How to Contact Your Legislators

Congressman McGovern at BMB

Legislators need to hear from their constituents to know what issues are important to them.

FAQ for Contacting Legislators 

Before you reach out to your Senator or Representative on key environmental bills, make sure your voice is heard loud and clear by brushing up on the most effective practices for contacting your legislators.

Does it really make a difference if I contact my legislator?

Absolutely! We have observed numerous occasions where contacts to a legislator resulted in a change of vote or inspired him/her to take action. Even a small number of letters (5-6) indicates that there is a great deal of interest in a particular bill or issue. State legislators need to hear from their constituents in order to best determine how to manage finite public resources.

I don’t know who my state representative and state senator are. How do I find out?

It’s easy to search for your state legislators based on your town or zip code. Once you search and the names are displayed, click on a legislator’s name to visit their page that includes mailing address, phone and fax numbers, and email.

Which is better: calls, letters, or emails?

It depends on how much time and concern you have to reach your legislator. A handwritten or typed letter is great as it denotes sincere interest in an issue. If the particular bill you are interested in is up for a vote within 2-3 days, a phone call can be most effective. Email is also accepted, but slightly less personal.  Non-personalized standard form letters or emails (prepared by interest groups or advocacy organizations for your signature) have less impact in influencing public officials' decisions.

What should I say when I call or write?

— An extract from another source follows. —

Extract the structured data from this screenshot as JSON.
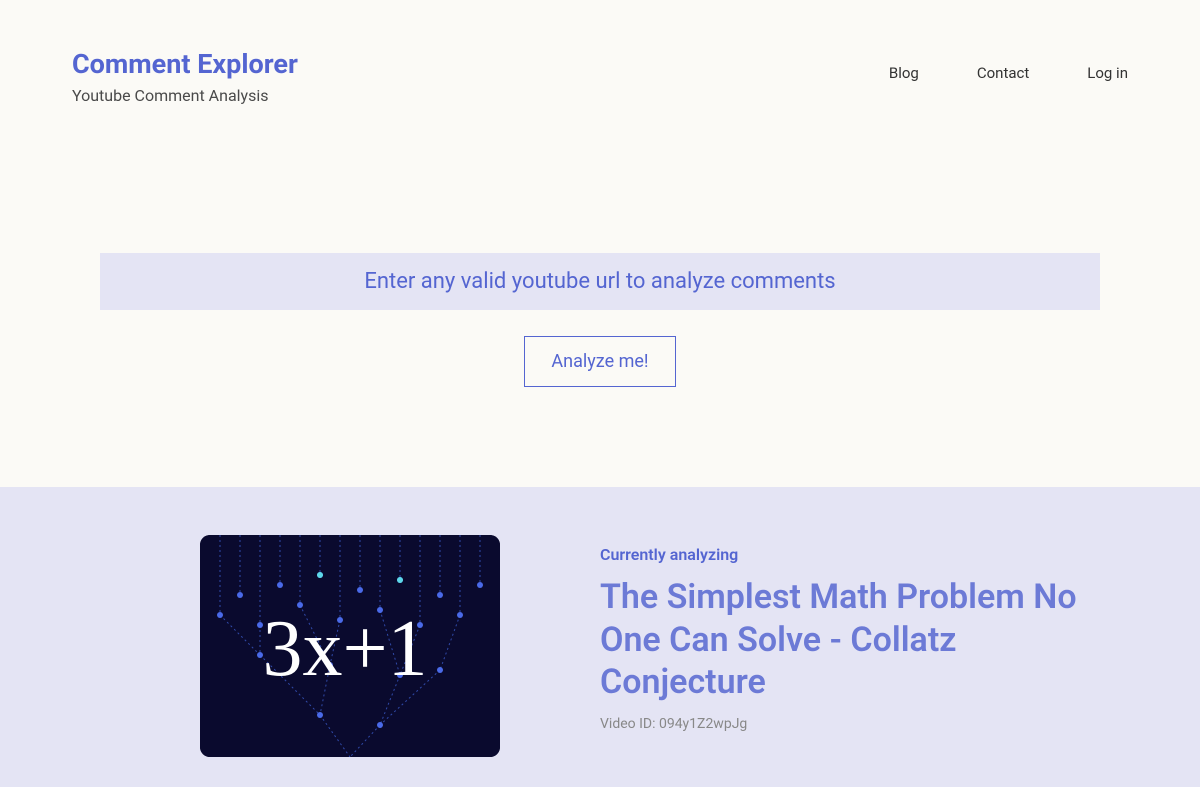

It is best to be brief and include the following:
State your position on the issue.
Identify your name and address.
Include the bill number if you know it; if you don’t know the bill number, be clear in explaining the nature of the issue.
Explain why this is important to you personally and why s/he should support your view.
Address how a piece of legislation would affect your community.
Be sure to ask your legislator a question so you will get a response. For example: Will you vote for this bill? Will you be a sponsor of this legislation? Will you ask the Senate President or House Speaker to bring this bill up for a vote?

Should I expect a response to my call or letter?

Yes. If you do not get a response or an answer to your questions you should call or write again. Be polite but explain that you would like your call or letter answered. A handwritten or typed letter will almost always generate a response letter from the legislator.

Do you use online petitions?

While online petitions can at times be an effective means of gathering support for some issues, Mass Audubon’s experience is that emailing and calling legislators and the Governor’s office is a more personal, timely, and direct method of requesting action.

What if my legislator disagrees with my position on an issue?

Be respectful and firm but never angry. Be brief. Ask the basis of his/her opposition. Provide evidence related to the points your legislator raises. If you find information refuting his/her points, follow up your conversation with a letter that includes the information.

How do I go about setting up a meeting with my representative or senator?

Call his/her office and request a meeting. It is better if you have an issue to discuss and have a small group of concerned citizens attend a meeting. This shows the community interest and that you are not the only interested constituent.

Become an Engaged Voter

Trying to evaluate the candidates in an upcoming election? Get a list of sample questions you can ask candidates during campaign events, or to consider while you’re researching their platforms.

See the Questions